A molten Dwarven fortress atop cold, snowy mountains; a jungle of merciless danger and adventure; and people of all types to be found in every corner of the world, partaking in a cultural phenomenon unlike any other.
In 2004, this was some of what awaited those who entered Blizzard Entertainment’s World of Warcraft, a game that changed the landscape of online role-playing games forever. Since its launch as an immediate hit and cementing its spot in popular nomenclature, the game’s content has only grown in scope. What started as an ambitious project into unknown territory has become a perennial king of the industry that set the example for others for years to come.
Now, fresh off the heels of WoW’s latest content expansion, Battle for Azeroth, Blizzard is preparing a new kind of journey — this summer, players will get to go back to where it all began in World of Warcraft: Classic.
For the past several years, the ability to play the game in its original version has been a hotly requested commodity from Blizzard’s player base. Some of the most ardent fans have even created privately run versions of the game where players have been able to enjoy the game in this desired original version, albeit through unofficial means. But in a few months from now, that won’t have to be the case for them anymore.
My own personal experience with World of Warcraft? Well, I played it in 2005 through 2006, shortly after its release. As a youngling with copious free time, I did a lot of adventuring in the world of Azeroth those many years ago. In the grand scheme, though, I know that it was only a short amount of the game’s lifespan to come, by the year 2019. While I have scantly played the game since, I have kept tabs on it and know much of the changes brought forth during my absence. While I can’t have a real opinion on WoW’s present state without playing it, what I can share is my experience with the game and what I anticipate in Classic.
As a budding teenager who would rather be a bombastic dwarf paladin than a quiet human high schooler, playing WoW was a magical time indeed for younger me. It filled a void of community that is often felt by introverted kids in high school who are still trying to figure themselves out (because it’s not like I still haven’t figured myself out yet… yeah, totally have…). I got to be someone who I was on the inside, but couldn’t effectively summon forth into the real world.
There was loads of fun to be had playing the game — a vast world to explore, various quests to embark on, and dungeons to conquer. You could even battle other players, in organized capture-the-flag fashion or the more random “I am trying to eat some bread and now an orc is suddenly attacking me” variety. I enjoyed both in their own ways. A common aspect across the game was that progress was slow, but the scarcity principle might apply there — the more scarce progress is, the more treasured it is once you acquire it. And what’s self-achievement without the ability to show it off in front of others?
Kidding, of course. Well, maybe.
There were really all sorts of people that you might have come across while venturing out in the world. I played on what’s known as a “PvP,” or “player-versus-player” server, where a player can attack another in almost every area of the game, pending they were of opposite faction (there was one gladiatorial arena where faction loyalty was less of a rule and more of a guideline, though). This led to such aforementioned “I am trying to eat my bread and someone is killing me” moments.
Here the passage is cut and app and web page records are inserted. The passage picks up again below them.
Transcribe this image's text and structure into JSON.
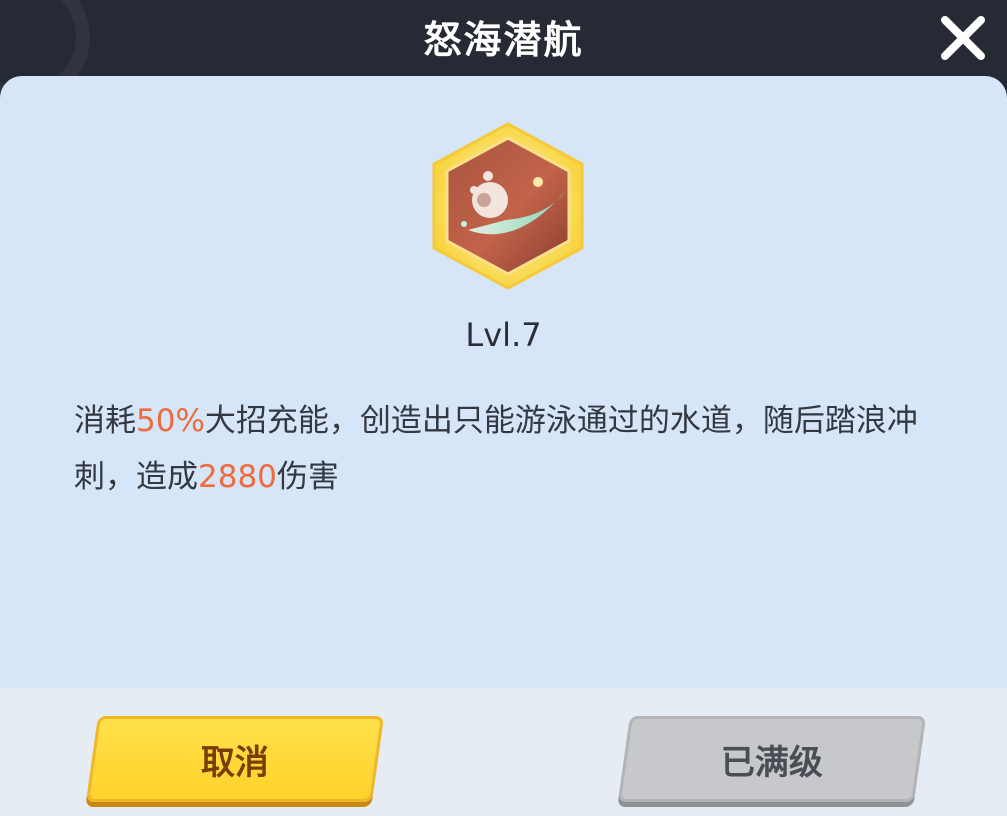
{
  "header": {
    "title": "怒海潜航"
  },
  "skill": {
    "level": "Lvl.7",
    "description": [
      {
        "text": "消耗",
        "highlight": false
      },
      {
        "text": "50%",
        "highlight": true
      },
      {
        "text": "大招充能，创造出只能游泳通过的水道，随后踏浪冲刺，造成",
        "highlight": false
      },
      {
        "text": "2880",
        "highlight": true
      },
      {
        "text": "伤害",
        "highlight": false
      }
    ],
    "icon": "skill-emblem-icon"
  },
  "buttons": {
    "cancel": "取消",
    "maxed": "已满级"
  },
  "colors": {
    "highlight": "#ef6a3c",
    "panel": "#d6e5f7",
    "header": "#262a35",
    "cancel_button": "#ffd22a",
    "maxed_button": "#c6c8cc"
  }
}
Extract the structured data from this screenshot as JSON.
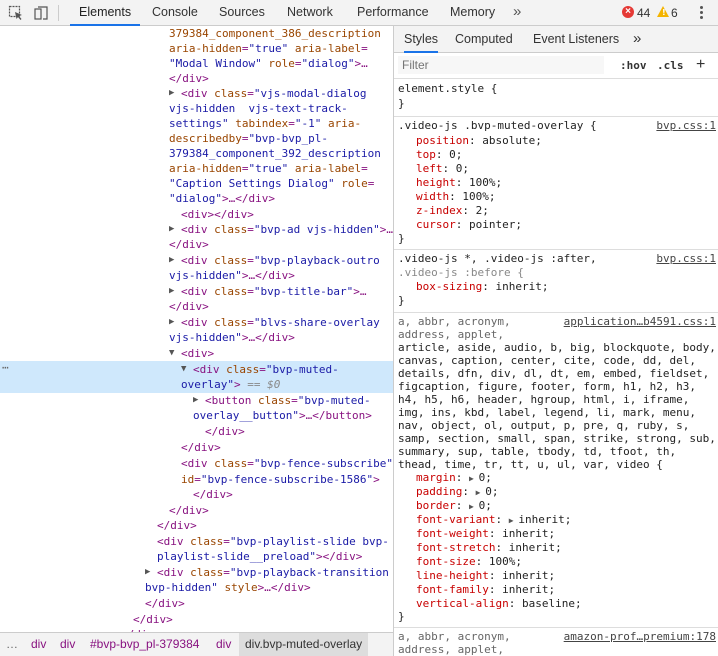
{
  "toolbar": {
    "tabs": [
      "Elements",
      "Console",
      "Sources",
      "Network",
      "Performance",
      "Memory"
    ],
    "more_tabs": "»",
    "error_count": "44",
    "warning_count": "6"
  },
  "elements_tree": [
    {
      "parts": [
        [
          "an",
          "379384_component_386_description"
        ]
      ]
    },
    {
      "parts": [
        [
          "an",
          "aria-hidden"
        ],
        [
          "tn",
          "="
        ],
        [
          "av",
          "\"true\""
        ],
        [
          "an",
          " aria-label"
        ],
        [
          "tn",
          "="
        ]
      ]
    },
    {
      "parts": [
        [
          "av",
          "\"Modal Window\""
        ],
        [
          "an",
          " role"
        ],
        [
          "tn",
          "="
        ],
        [
          "av",
          "\"dialog\""
        ],
        [
          "tn",
          ">…"
        ]
      ]
    },
    {
      "parts": [
        [
          "tn",
          "</div>"
        ]
      ]
    },
    {
      "parts": [
        [
          "tn",
          "<div "
        ],
        [
          "an",
          "class"
        ],
        [
          "tn",
          "="
        ],
        [
          "av",
          "\"vjs-modal-dialog"
        ]
      ]
    },
    {
      "parts": [
        [
          "av",
          "vjs-hidden  vjs-text-track-"
        ]
      ]
    },
    {
      "parts": [
        [
          "av",
          "settings\""
        ],
        [
          "an",
          " tabindex"
        ],
        [
          "tn",
          "="
        ],
        [
          "av",
          "\"-1\""
        ],
        [
          "an",
          " aria-"
        ]
      ]
    },
    {
      "parts": [
        [
          "an",
          "describedby"
        ],
        [
          "tn",
          "="
        ],
        [
          "av",
          "\"bvp-bvp_pl-"
        ]
      ]
    },
    {
      "parts": [
        [
          "av",
          "379384_component_392_description"
        ]
      ]
    },
    {
      "parts": [
        [
          "an",
          "aria-hidden"
        ],
        [
          "tn",
          "="
        ],
        [
          "av",
          "\"true\""
        ],
        [
          "an",
          " aria-label"
        ],
        [
          "tn",
          "="
        ]
      ]
    },
    {
      "parts": [
        [
          "av",
          "\"Caption Settings Dialog\""
        ],
        [
          "an",
          " role"
        ],
        [
          "tn",
          "="
        ]
      ]
    },
    {
      "parts": [
        [
          "av",
          "\"dialog\""
        ],
        [
          "tn",
          ">…</div>"
        ]
      ]
    },
    {
      "parts": [
        [
          "tn",
          "<div></div>"
        ]
      ]
    },
    {
      "parts": [
        [
          "tn",
          "<div "
        ],
        [
          "an",
          "class"
        ],
        [
          "tn",
          "="
        ],
        [
          "av",
          "\"bvp-ad vjs-hidden\""
        ],
        [
          "tn",
          ">…"
        ]
      ]
    },
    {
      "parts": [
        [
          "tn",
          "</div>"
        ]
      ]
    },
    {
      "parts": [
        [
          "tn",
          "<div "
        ],
        [
          "an",
          "class"
        ],
        [
          "tn",
          "="
        ],
        [
          "av",
          "\"bvp-playback-outro"
        ]
      ]
    },
    {
      "parts": [
        [
          "av",
          "vjs-hidden\""
        ],
        [
          "tn",
          ">…</div>"
        ]
      ]
    },
    {
      "parts": [
        [
          "tn",
          "<div "
        ],
        [
          "an",
          "class"
        ],
        [
          "tn",
          "="
        ],
        [
          "av",
          "\"bvp-title-bar\""
        ],
        [
          "tn",
          ">…"
        ]
      ]
    },
    {
      "parts": [
        [
          "tn",
          "</div>"
        ]
      ]
    },
    {
      "parts": [
        [
          "tn",
          "<div "
        ],
        [
          "an",
          "class"
        ],
        [
          "tn",
          "="
        ],
        [
          "av",
          "\"blvs-share-overlay"
        ]
      ]
    },
    {
      "parts": [
        [
          "av",
          "vjs-hidden\""
        ],
        [
          "tn",
          ">…</div>"
        ]
      ]
    },
    {
      "parts": [
        [
          "tn",
          "<div>"
        ]
      ]
    },
    {
      "parts": [
        [
          "tn",
          "<div "
        ],
        [
          "an",
          "class"
        ],
        [
          "tn",
          "="
        ],
        [
          "av",
          "\"bvp-muted-"
        ]
      ]
    },
    {
      "parts": [
        [
          "av",
          "overlay\""
        ],
        [
          "tn",
          "> "
        ],
        [
          "eq",
          "== $0"
        ]
      ]
    },
    {
      "parts": [
        [
          "tn",
          "<button "
        ],
        [
          "an",
          "class"
        ],
        [
          "tn",
          "="
        ],
        [
          "av",
          "\"bvp-muted-"
        ]
      ]
    },
    {
      "parts": [
        [
          "av",
          "overlay__button\""
        ],
        [
          "tn",
          ">…</button>"
        ]
      ]
    },
    {
      "parts": [
        [
          "tn",
          "</div>"
        ]
      ]
    },
    {
      "parts": [
        [
          "tn",
          "</div>"
        ]
      ]
    },
    {
      "parts": [
        [
          "tn",
          "<div "
        ],
        [
          "an",
          "class"
        ],
        [
          "tn",
          "="
        ],
        [
          "av",
          "\"bvp-fence-subscribe\""
        ]
      ]
    },
    {
      "parts": [
        [
          "an",
          "id"
        ],
        [
          "tn",
          "="
        ],
        [
          "av",
          "\"bvp-fence-subscribe-1586\""
        ],
        [
          "tn",
          ">"
        ]
      ]
    },
    {
      "parts": [
        [
          "tn",
          "</div>"
        ]
      ]
    },
    {
      "parts": [
        [
          "tn",
          "</div>"
        ]
      ]
    },
    {
      "parts": [
        [
          "tn",
          "</div>"
        ]
      ]
    },
    {
      "parts": [
        [
          "tn",
          "<div "
        ],
        [
          "an",
          "class"
        ],
        [
          "tn",
          "="
        ],
        [
          "av",
          "\"bvp-playlist-slide bvp-"
        ]
      ]
    },
    {
      "parts": [
        [
          "av",
          "playlist-slide__preload\""
        ],
        [
          "tn",
          "></div>"
        ]
      ]
    },
    {
      "parts": [
        [
          "tn",
          "<div "
        ],
        [
          "an",
          "class"
        ],
        [
          "tn",
          "="
        ],
        [
          "av",
          "\"bvp-playback-transition"
        ]
      ]
    },
    {
      "parts": [
        [
          "av",
          "bvp-hidden\""
        ],
        [
          "an",
          " style"
        ],
        [
          "tn",
          ">…</div>"
        ]
      ]
    },
    {
      "parts": [
        [
          "tn",
          "</div>"
        ]
      ]
    },
    {
      "parts": [
        [
          "tn",
          "</div>"
        ]
      ]
    },
    {
      "parts": [
        [
          "tn",
          "</div>"
        ]
      ]
    }
  ],
  "breadcrumbs": [
    "…",
    "div",
    "div",
    "#bvp-bvp_pl-379384",
    "div",
    "div.bvp-muted-overlay"
  ],
  "side_tabs": [
    "Styles",
    "Computed",
    "Event Listeners",
    "»"
  ],
  "filter": {
    "placeholder": "Filter",
    "hov": ":hov",
    "cls": ".cls",
    "plus": "+"
  },
  "styles_rules": {
    "element_style": {
      "selector": "element.style {",
      "close": "}"
    },
    "muted_overlay": {
      "selector": ".video-js .bvp-muted-overlay {",
      "source": "bvp.css:1",
      "props": [
        {
          "name": "position",
          "value": "absolute;"
        },
        {
          "name": "top",
          "value": "0;"
        },
        {
          "name": "left",
          "value": "0;"
        },
        {
          "name": "height",
          "value": "100%;"
        },
        {
          "name": "width",
          "value": "100%;"
        },
        {
          "name": "z-index",
          "value": "2;"
        },
        {
          "name": "cursor",
          "value": "pointer;"
        }
      ]
    },
    "box_sizing": {
      "selector_line1": ".video-js *, .video-js :after,",
      "selector_line2": ".video-js :before {",
      "source": "bvp.css:1",
      "prop": "box-sizing",
      "value": "inherit;"
    },
    "reset": {
      "source": "application…b4591.css:1",
      "selector_lines": [
        "a, abbr, acronym,",
        "address, applet,",
        "article, aside, audio, b, big, blockquote, body,",
        "canvas, caption, center, cite, code, dd, del,",
        "details, dfn, div, dl, dt, em, embed, fieldset,",
        "figcaption, figure, footer, form, h1, h2, h3,",
        "h4, h5, h6, header, hgroup, html, i, iframe,",
        "img, ins, kbd, label, legend, li, mark, menu,",
        "nav, object, ol, output, p, pre, q, ruby, s,",
        "samp, section, small, span, strike, strong, sub,",
        "summary, sup, table, tbody, td, tfoot, th,",
        "thead, time, tr, tt, u, ul, var, video {"
      ],
      "props": [
        {
          "name": "margin",
          "value": "0;",
          "expand": true
        },
        {
          "name": "padding",
          "value": "0;",
          "expand": true
        },
        {
          "name": "border",
          "value": "0;",
          "expand": true
        },
        {
          "name": "font-variant",
          "value": "inherit;",
          "expand": true
        },
        {
          "name": "font-weight",
          "value": "inherit;"
        },
        {
          "name": "font-stretch",
          "value": "inherit;"
        },
        {
          "name": "font-size",
          "value": "100%;"
        },
        {
          "name": "line-height",
          "value": "inherit;"
        },
        {
          "name": "font-family",
          "value": "inherit;"
        },
        {
          "name": "vertical-align",
          "value": "baseline;"
        }
      ]
    },
    "amazon": {
      "source": "amazon-prof…premium:178",
      "selector_lines": [
        "a, abbr, acronym,",
        "address, applet,"
      ]
    }
  }
}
You could choose to play on a server without this anarchy-style gameplay, of course, though I do think playing in this mode added to the social element. Rivalries were formed, and great victories and defeats were had. It added layers, to say the least (layers of corpses on the ground, mainly).
I do think, though, that my experience with WoW was made most memorable by the social aspect. My character, as a paladin, had the ability to give other players “buffs,” or temporary improvements to their character’s power. I could give a buff to random players just walking by, and when I did, I’d often get a thanks from them in return, or a buff of their own, as we went our separate ways. That sort of interaction felt good and genuine. Pure, even. Sometimes, it really is the small things.
For a more specific moment, while I have many memories battling players or traversing dungeons with others, one of my standout memories was when my friends and I were exploring the world late at night. We decided to climb up a hill that was a bit secluded and off the beaten path, and the sun was rising. When we got to the top and looked at the view, I paused for a moment. Something about that moment felt still; peaceful. It’s a small moment, yet it stands out in my memory so many years later.
It’s moments like those that, more than capturing any flag, or eating bread over a dead orc, that I appreciate most, and I feel WoW was a mirror to real life in that way. Moments that you think you’ll look back on most are often the smaller ones you weren’t expecting to. I look forward to future players soon getting to experience that in the same world and on the same hills that I once did.